As a restaurateur with two businesses listed on TripAdvisor, we noticed a change when Priceline bought TripAdvisor. Apart from the modernised interface, the slight colour change and a few other updates, the biggest change I noticed as a business owner was the introduction of paid-for listings.
I read a letter from Tucker Max in the book Choose Yourself! which I thought totally on point about dealing with negative online trolls. It was written to James Altucher about his blog, but can equally apply to any field where you get public feedback. Here is the letter, and I also recommend the book (link above).
Or why your Espresso costs that much.
Back in December 2015, Hannah C from North Yorkshire left an angry TripAdvisor review for Bennett’s Cafe and Bistro in High Petergate complaining that she was on a tight budget and still charged £2 for a cup of hot water and a slice of lemon.
Why can’t providers share explicit filters?
I have been looking at SONOS as a tool to stream music in my restaurants.

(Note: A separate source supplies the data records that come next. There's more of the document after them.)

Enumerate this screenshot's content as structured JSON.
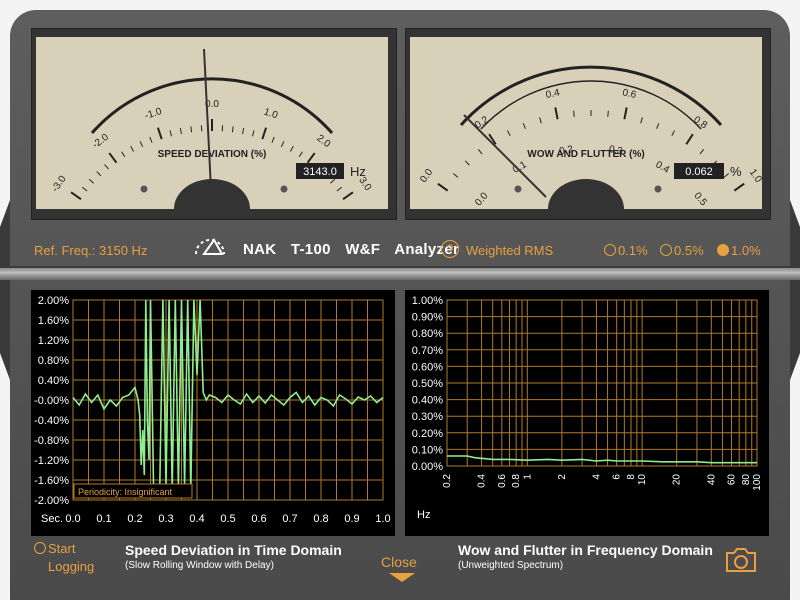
{
  "meter_left": {
    "scale_labels": [
      "-3.0",
      "-2.0",
      "-1.0",
      "0.0",
      "1.0",
      "2.0",
      "3.0"
    ],
    "label": "SPEED DEVIATION (%)",
    "value": "3143.0",
    "unit": "Hz"
  },
  "meter_right": {
    "outer_labels": [
      "0.0",
      "0.2",
      "0.4",
      "0.6",
      "0.8",
      "1.0"
    ],
    "inner_labels": [
      "0.0",
      "0.1",
      "0.2",
      "0.3",
      "0.4",
      "0.5"
    ],
    "label": "WOW AND FLUTTER (%)",
    "value": "0.062",
    "unit": "%"
  },
  "toolbar": {
    "ref_freq": "Ref. Freq.: 3150 Hz",
    "brand": "NAK",
    "model": "T-100",
    "wf": "W&F",
    "analyzer": "Analyzer",
    "help": "?",
    "weighted": "Weighted RMS",
    "range_options": [
      "0.1%",
      "0.5%",
      "1.0%"
    ],
    "selected_range": "1.0%"
  },
  "time_chart": {
    "title": "Speed Deviation in Time Domain",
    "subtitle": "(Slow Rolling Window with Delay)",
    "periodicity": "Periodicity: Insignificant",
    "x_unit": "Sec."
  },
  "freq_chart": {
    "title": "Wow and Flutter in Frequency Domain",
    "subtitle": "(Unweighted Spectrum)",
    "x_unit": "Hz"
  },
  "bottom": {
    "logging_line1": "Start",
    "logging_line2": "Logging",
    "close": "Close"
  },
  "chart_data": [
    {
      "type": "line",
      "title": "Speed Deviation in Time Domain",
      "xlabel": "Sec.",
      "xlim": [
        0,
        1.0
      ],
      "ylim": [
        -2.0,
        2.0
      ],
      "x_ticks": [
        "0.0",
        "0.1",
        "0.2",
        "0.3",
        "0.4",
        "0.5",
        "0.6",
        "0.7",
        "0.8",
        "0.9",
        "1.0"
      ],
      "y_ticks": [
        "2.00%",
        "1.60%",
        "1.20%",
        "0.80%",
        "0.40%",
        "-0.00%",
        "-0.40%",
        "-0.80%",
        "-1.20%",
        "-1.60%",
        "-2.00%"
      ],
      "series": [
        {
          "color": "#90ee90",
          "x": [
            0.0,
            0.02,
            0.04,
            0.06,
            0.08,
            0.1,
            0.12,
            0.14,
            0.16,
            0.18,
            0.2,
            0.21,
            0.215,
            0.22,
            0.225,
            0.23,
            0.235,
            0.24,
            0.245,
            0.25,
            0.255,
            0.26,
            0.28,
            0.29,
            0.3,
            0.31,
            0.32,
            0.33,
            0.34,
            0.35,
            0.36,
            0.37,
            0.38,
            0.39,
            0.4,
            0.41,
            0.42,
            0.43,
            0.44,
            0.46,
            0.48,
            0.5,
            0.52,
            0.54,
            0.56,
            0.58,
            0.6,
            0.62,
            0.64,
            0.66,
            0.68,
            0.7,
            0.72,
            0.74,
            0.76,
            0.78,
            0.8,
            0.82,
            0.84,
            0.86,
            0.88,
            0.9,
            0.92,
            0.94,
            0.96,
            0.98,
            1.0
          ],
          "y": [
            0.05,
            -0.1,
            0.12,
            -0.05,
            0.1,
            -0.18,
            0.0,
            -0.12,
            0.05,
            0.1,
            0.25,
            0.0,
            -0.3,
            -1.3,
            -0.6,
            -1.5,
            2.0,
            -0.4,
            -1.2,
            2.0,
            0.2,
            -1.8,
            -1.7,
            2.0,
            -1.7,
            2.0,
            -1.8,
            2.0,
            -1.75,
            2.0,
            -1.7,
            2.0,
            -1.8,
            2.0,
            0.5,
            2.0,
            0.15,
            0.0,
            0.1,
            0.05,
            -0.05,
            0.1,
            0.0,
            -0.08,
            0.12,
            -0.05,
            0.08,
            -0.06,
            0.1,
            0.0,
            -0.1,
            0.05,
            0.15,
            -0.05,
            0.08,
            -0.1,
            0.05,
            0.0,
            -0.12,
            0.1,
            0.02,
            -0.08,
            0.06,
            0.0,
            0.08,
            -0.05,
            0.05
          ]
        }
      ]
    },
    {
      "type": "line",
      "title": "Wow and Flutter in Frequency Domain",
      "xlabel": "Hz",
      "xlim": [
        0.2,
        100
      ],
      "x_scale": "log",
      "ylim": [
        0,
        1.0
      ],
      "x_ticks": [
        "0.2",
        "0.4",
        "0.6",
        "0.8",
        "1",
        "2",
        "4",
        "6",
        "8",
        "10",
        "20",
        "40",
        "60",
        "80",
        "100"
      ],
      "y_ticks": [
        "1.00%",
        "0.90%",
        "0.80%",
        "0.70%",
        "0.60%",
        "0.50%",
        "0.40%",
        "0.30%",
        "0.20%",
        "0.10%",
        "0.00%"
      ],
      "series": [
        {
          "color": "#90ee90",
          "x": [
            0.2,
            0.3,
            0.35,
            0.5,
            0.7,
            1,
            1.5,
            2,
            3,
            4,
            5,
            6,
            8,
            10,
            15,
            20,
            30,
            40,
            60,
            80,
            100
          ],
          "y": [
            0.06,
            0.06,
            0.05,
            0.04,
            0.04,
            0.035,
            0.04,
            0.035,
            0.04,
            0.03,
            0.035,
            0.03,
            0.03,
            0.03,
            0.025,
            0.025,
            0.025,
            0.02,
            0.02,
            0.02,
            0.02
          ]
        }
      ]
    }
  ]
}
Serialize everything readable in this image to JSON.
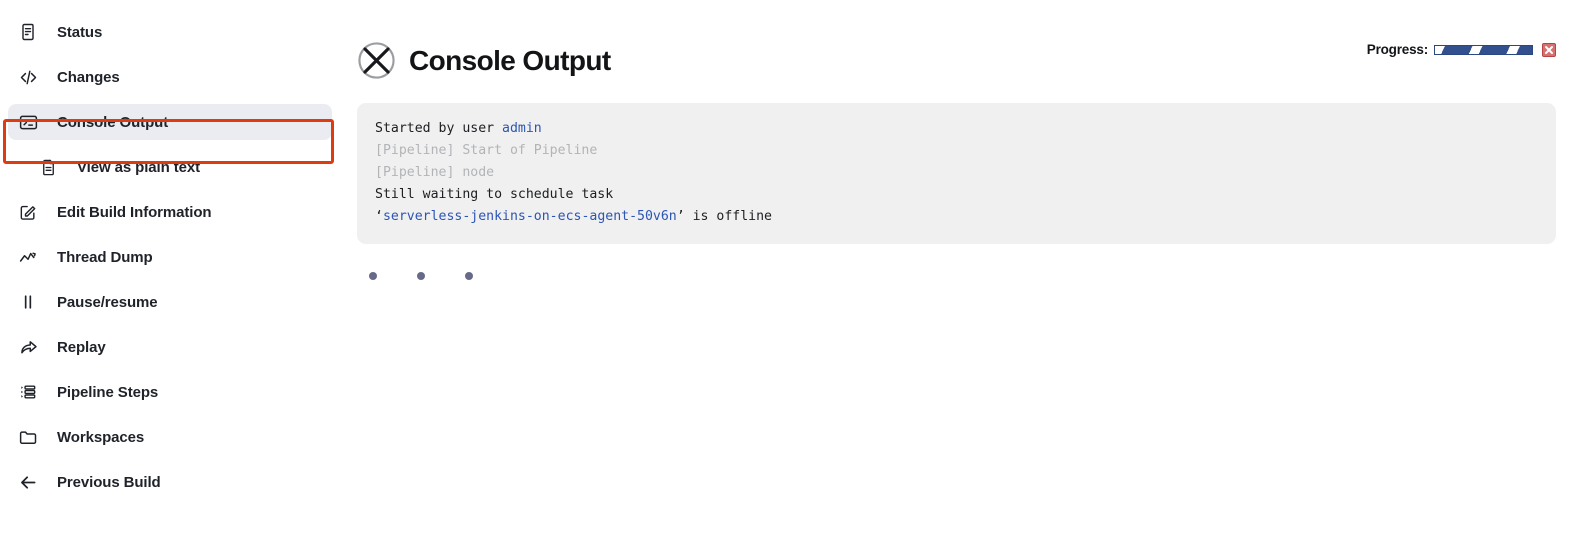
{
  "sidebar": {
    "items": [
      {
        "label": "Status",
        "icon": "document-lines-icon",
        "active": false,
        "sub": false
      },
      {
        "label": "Changes",
        "icon": "code-brackets-icon",
        "active": false,
        "sub": false
      },
      {
        "label": "Console Output",
        "icon": "terminal-icon",
        "active": true,
        "sub": false
      },
      {
        "label": "View as plain text",
        "icon": "plain-document-icon",
        "active": false,
        "sub": true
      },
      {
        "label": "Edit Build Information",
        "icon": "edit-square-icon",
        "active": false,
        "sub": false
      },
      {
        "label": "Thread Dump",
        "icon": "line-chart-icon",
        "active": false,
        "sub": false
      },
      {
        "label": "Pause/resume",
        "icon": "pause-icon",
        "active": false,
        "sub": false
      },
      {
        "label": "Replay",
        "icon": "share-arrow-icon",
        "active": false,
        "sub": false
      },
      {
        "label": "Pipeline Steps",
        "icon": "bullet-list-icon",
        "active": false,
        "sub": false
      },
      {
        "label": "Workspaces",
        "icon": "folder-icon",
        "active": false,
        "sub": false
      },
      {
        "label": "Previous Build",
        "icon": "arrow-left-icon",
        "active": false,
        "sub": false
      }
    ]
  },
  "header": {
    "title": "Console Output",
    "status_icon": "failed-circle-x-icon",
    "progress_label": "Progress:",
    "stop_icon": "stop-build-red-x-icon"
  },
  "console": {
    "lines": [
      {
        "segments": [
          {
            "text": "Started by user ",
            "style": "normal"
          },
          {
            "text": "admin",
            "style": "link"
          }
        ]
      },
      {
        "segments": [
          {
            "text": "[Pipeline] Start of Pipeline",
            "style": "muted"
          }
        ]
      },
      {
        "segments": [
          {
            "text": "[Pipeline] node",
            "style": "muted"
          }
        ]
      },
      {
        "segments": [
          {
            "text": "Still waiting to schedule task",
            "style": "normal"
          }
        ]
      },
      {
        "segments": [
          {
            "text": "‘",
            "style": "normal"
          },
          {
            "text": "serverless-jenkins-on-ecs-agent-50v6n",
            "style": "link"
          },
          {
            "text": "’ is offline",
            "style": "normal"
          }
        ]
      }
    ]
  },
  "loading": {
    "dot_count": 3
  },
  "colors": {
    "accent_link": "#2c55b4",
    "progress_blue": "#32508e",
    "stop_red": "#d05a5a",
    "annotation_red": "#dd3b12",
    "active_bg": "#ebecf2",
    "console_bg": "#f0f0f0",
    "dot": "#676a87"
  }
}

It’s a great system with the option to play different music in different rooms, and you can even convert an existing wired system into a SONOS streaming system with a single additional box. The salesman I spoke to told me about hotels that connect up to 42 different speakers so they can offer streaming in different rooms.
(Some Customers think it’s OK to Jump the Queue)
There are lots of delivery partners in London – Deliveroo, Henchman, Jinn, Quiqup, Bring It, Take Eat Easy, Caterwings, etc – and each charges a sizeable percentage to the restaurant as commission for handling orders and providing marketing through their platform. More on that here (Q4 2015) and here (Q1 2016).
Would you bring your own food to a restaurant?
There are two, sometimes conflicting, rules in the restaurant business:
- The restaurant’s duty is to create memorable experiences for the guest
- The restaurant makes and sells food in order to pay its bills and make a profit
In general, when a guest arrives and does what is expected of them – i.e. orders things from your menu that you have carefully designed or selected – and pays the bill we are able to meet both rules. The team can focus on creating a memorable (happy) experience and the restaurant is paid for doing their job well.